What’s interesting is that the Anderson analogy is still popular in wine circles despite the fact that her celebrity has dimmed in recent years. While it would be a bit harsh to say that she is washed up, she is no longer married to a grungy rock star, has no new reality shows, movies, or sex tapes, and has been bumped from the gossip columns by younger trainwrecks. The fact that her name remains a staple of wine discourse can be taken as an indication that we wine geeks are hopelessly behind the times as pop culture goes (no bad thing, in my book), and also underscores the lasting impression that Anderson—or at least certain parts of her—has made on a generation of men.
(You will note that I have not included a picture of Anderson here. This is a wine blog; if you want cheesecake, I’m afraid you’ll have to look elsewhere).
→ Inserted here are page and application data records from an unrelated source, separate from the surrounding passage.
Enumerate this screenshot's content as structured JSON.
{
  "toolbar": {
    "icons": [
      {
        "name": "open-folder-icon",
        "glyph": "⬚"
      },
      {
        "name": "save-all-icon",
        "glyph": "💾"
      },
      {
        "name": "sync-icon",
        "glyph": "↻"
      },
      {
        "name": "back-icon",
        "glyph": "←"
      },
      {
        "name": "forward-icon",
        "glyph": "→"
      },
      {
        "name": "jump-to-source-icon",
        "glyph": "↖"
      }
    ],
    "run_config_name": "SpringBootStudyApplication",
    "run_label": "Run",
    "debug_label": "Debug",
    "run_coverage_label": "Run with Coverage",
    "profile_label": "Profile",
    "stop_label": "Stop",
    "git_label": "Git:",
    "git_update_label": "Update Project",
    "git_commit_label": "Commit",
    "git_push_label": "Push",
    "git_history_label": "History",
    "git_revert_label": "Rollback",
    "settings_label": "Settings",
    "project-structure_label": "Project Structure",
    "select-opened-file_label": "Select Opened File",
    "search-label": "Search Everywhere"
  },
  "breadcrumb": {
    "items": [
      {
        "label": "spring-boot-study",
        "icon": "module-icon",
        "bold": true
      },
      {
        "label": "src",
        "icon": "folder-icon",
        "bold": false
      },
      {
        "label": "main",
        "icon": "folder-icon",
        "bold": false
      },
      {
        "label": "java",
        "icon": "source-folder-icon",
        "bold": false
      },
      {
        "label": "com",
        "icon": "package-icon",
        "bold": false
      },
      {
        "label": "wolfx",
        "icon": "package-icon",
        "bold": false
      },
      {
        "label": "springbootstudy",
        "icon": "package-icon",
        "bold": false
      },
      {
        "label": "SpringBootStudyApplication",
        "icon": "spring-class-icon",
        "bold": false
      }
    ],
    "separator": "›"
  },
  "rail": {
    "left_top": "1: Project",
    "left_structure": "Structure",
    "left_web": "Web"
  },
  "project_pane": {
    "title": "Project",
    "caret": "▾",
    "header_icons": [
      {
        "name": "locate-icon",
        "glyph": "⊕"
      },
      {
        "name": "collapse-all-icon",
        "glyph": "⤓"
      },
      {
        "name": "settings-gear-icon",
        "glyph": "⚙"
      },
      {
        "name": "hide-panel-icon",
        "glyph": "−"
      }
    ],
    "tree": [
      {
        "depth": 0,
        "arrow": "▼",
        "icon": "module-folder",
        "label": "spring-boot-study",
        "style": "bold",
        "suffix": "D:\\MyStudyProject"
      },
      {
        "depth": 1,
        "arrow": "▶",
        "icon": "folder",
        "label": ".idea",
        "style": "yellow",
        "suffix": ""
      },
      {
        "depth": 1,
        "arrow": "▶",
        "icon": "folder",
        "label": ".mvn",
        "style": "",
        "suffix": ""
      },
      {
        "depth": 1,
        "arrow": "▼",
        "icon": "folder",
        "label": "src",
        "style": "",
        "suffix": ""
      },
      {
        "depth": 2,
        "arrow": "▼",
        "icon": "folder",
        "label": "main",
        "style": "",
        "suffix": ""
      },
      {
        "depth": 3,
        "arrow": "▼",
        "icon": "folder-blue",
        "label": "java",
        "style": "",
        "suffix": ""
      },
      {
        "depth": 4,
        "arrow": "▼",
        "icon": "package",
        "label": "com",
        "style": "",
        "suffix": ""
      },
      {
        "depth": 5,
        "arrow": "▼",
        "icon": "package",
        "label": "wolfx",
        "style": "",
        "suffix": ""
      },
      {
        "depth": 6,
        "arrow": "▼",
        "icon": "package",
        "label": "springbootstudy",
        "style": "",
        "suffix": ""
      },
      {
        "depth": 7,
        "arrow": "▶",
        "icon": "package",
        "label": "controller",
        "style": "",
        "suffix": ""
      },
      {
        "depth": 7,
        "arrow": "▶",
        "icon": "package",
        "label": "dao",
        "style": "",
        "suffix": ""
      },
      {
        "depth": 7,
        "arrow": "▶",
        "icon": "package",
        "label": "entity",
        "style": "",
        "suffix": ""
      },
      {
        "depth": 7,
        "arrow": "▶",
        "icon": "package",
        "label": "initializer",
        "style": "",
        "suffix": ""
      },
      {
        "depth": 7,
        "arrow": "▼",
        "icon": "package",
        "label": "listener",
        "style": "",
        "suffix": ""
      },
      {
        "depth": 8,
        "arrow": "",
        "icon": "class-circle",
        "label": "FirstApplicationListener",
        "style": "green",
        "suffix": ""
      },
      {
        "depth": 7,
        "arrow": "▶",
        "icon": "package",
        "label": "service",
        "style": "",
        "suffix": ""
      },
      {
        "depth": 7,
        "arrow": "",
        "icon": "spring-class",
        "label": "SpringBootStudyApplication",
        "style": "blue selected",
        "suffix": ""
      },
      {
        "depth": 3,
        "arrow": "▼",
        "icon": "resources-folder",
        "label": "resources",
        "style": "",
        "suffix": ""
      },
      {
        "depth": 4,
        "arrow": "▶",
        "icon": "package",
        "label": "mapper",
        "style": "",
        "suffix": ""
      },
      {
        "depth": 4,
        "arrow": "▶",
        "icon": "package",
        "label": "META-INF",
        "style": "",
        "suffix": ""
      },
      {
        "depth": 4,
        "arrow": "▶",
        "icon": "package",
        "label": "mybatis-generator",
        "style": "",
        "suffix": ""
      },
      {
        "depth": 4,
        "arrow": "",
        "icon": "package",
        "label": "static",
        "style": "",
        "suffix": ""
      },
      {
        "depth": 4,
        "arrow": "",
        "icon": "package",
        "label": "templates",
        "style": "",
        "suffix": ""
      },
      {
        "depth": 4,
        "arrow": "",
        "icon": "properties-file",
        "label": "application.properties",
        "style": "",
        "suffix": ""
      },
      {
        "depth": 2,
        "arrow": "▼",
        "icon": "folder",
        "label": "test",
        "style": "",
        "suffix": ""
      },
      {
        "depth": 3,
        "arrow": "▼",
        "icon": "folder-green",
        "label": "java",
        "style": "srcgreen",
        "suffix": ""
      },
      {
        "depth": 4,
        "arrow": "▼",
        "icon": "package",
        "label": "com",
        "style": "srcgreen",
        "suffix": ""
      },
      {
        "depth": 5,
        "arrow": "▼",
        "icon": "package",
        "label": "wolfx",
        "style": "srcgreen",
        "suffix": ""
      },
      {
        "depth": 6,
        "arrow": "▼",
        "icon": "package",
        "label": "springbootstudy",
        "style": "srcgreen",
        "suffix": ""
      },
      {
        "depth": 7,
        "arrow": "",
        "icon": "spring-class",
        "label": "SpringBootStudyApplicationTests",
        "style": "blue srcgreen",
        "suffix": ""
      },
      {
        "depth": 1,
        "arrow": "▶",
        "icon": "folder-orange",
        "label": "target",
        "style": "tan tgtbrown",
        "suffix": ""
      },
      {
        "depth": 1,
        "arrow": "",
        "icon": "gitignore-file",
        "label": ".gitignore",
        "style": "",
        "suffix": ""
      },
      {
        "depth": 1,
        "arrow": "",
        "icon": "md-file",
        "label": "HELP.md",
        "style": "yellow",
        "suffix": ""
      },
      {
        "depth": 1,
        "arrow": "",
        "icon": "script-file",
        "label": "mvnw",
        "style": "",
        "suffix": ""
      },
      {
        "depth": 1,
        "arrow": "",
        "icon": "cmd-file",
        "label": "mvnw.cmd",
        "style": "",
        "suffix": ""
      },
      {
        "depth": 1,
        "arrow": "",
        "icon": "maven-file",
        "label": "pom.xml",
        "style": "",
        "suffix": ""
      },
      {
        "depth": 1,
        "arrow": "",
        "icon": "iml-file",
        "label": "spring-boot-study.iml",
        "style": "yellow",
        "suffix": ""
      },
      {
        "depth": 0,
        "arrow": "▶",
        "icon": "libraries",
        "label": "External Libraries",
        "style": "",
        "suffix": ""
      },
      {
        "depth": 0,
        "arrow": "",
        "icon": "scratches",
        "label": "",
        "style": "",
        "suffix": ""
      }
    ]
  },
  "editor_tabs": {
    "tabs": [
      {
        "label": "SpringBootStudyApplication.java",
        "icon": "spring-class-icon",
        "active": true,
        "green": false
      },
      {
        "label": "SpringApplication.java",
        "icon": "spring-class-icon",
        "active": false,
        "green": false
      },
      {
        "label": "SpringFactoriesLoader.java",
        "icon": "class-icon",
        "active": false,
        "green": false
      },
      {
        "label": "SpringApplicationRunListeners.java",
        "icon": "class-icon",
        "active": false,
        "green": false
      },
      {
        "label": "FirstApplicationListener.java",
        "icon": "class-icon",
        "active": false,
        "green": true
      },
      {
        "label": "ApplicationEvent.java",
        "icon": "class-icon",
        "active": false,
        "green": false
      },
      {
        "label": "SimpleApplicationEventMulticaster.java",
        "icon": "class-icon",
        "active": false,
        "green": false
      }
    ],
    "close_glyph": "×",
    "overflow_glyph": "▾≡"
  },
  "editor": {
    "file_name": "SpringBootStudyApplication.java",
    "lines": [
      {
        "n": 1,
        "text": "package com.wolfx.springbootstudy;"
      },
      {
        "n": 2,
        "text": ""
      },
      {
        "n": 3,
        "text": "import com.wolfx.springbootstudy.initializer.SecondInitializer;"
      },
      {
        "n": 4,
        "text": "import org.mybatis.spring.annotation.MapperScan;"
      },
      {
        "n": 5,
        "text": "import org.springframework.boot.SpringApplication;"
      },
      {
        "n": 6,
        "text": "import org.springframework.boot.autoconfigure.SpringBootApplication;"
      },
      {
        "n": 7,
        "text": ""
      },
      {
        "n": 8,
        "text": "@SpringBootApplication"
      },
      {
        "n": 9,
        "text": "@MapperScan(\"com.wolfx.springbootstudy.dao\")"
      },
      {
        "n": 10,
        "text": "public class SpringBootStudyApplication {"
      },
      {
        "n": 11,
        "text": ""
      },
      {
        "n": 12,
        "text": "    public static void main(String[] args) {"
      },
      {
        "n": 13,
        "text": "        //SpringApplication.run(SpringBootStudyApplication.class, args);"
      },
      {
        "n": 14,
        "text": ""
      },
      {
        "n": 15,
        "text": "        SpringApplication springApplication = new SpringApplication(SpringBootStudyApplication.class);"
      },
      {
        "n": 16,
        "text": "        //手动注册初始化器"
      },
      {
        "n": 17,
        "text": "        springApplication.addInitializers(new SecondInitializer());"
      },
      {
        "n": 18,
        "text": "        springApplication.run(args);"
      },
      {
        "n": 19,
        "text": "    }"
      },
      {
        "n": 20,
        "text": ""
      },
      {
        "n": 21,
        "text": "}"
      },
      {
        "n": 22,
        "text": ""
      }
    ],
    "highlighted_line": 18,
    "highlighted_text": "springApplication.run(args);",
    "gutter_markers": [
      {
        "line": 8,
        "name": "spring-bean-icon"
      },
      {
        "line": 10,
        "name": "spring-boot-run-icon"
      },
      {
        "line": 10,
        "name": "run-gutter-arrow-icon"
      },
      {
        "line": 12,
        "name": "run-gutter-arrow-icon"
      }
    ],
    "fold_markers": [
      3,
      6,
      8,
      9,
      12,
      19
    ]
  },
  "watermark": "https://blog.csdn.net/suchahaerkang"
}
At any rate, it occurred to me after the Bonneau tasting that Anderson should seek to capitalize on this unique niche that she occupies in the wine world. While I generally abhor the celebrity wine phenomenon and am not in the business of giving career advice to faded pin-ups, I think Anderson ought to produce her own wines. How many celebrities, minor or major, can say that they have become virtually synonymous with a particular style of wine? This alone gives her legitimacy that no other fameball vintner can claim. And need I remind you that her character on Baywatch was C.J. Parker? Talk about encouraging omens! It seems to me Anderson has all the justification she needs to launch her own line of wines, and think of the fun she’d have, the sales she’d reap, and the renewed notoriety she’d enjoy (can you imagine what her label would look like?). I can even suggest the names of a few bottlings—how about a Cuvée Parker, or a Cuvée Pur Silicone? I wonder if my neighbor at the Bonneau dinner would bail on that one.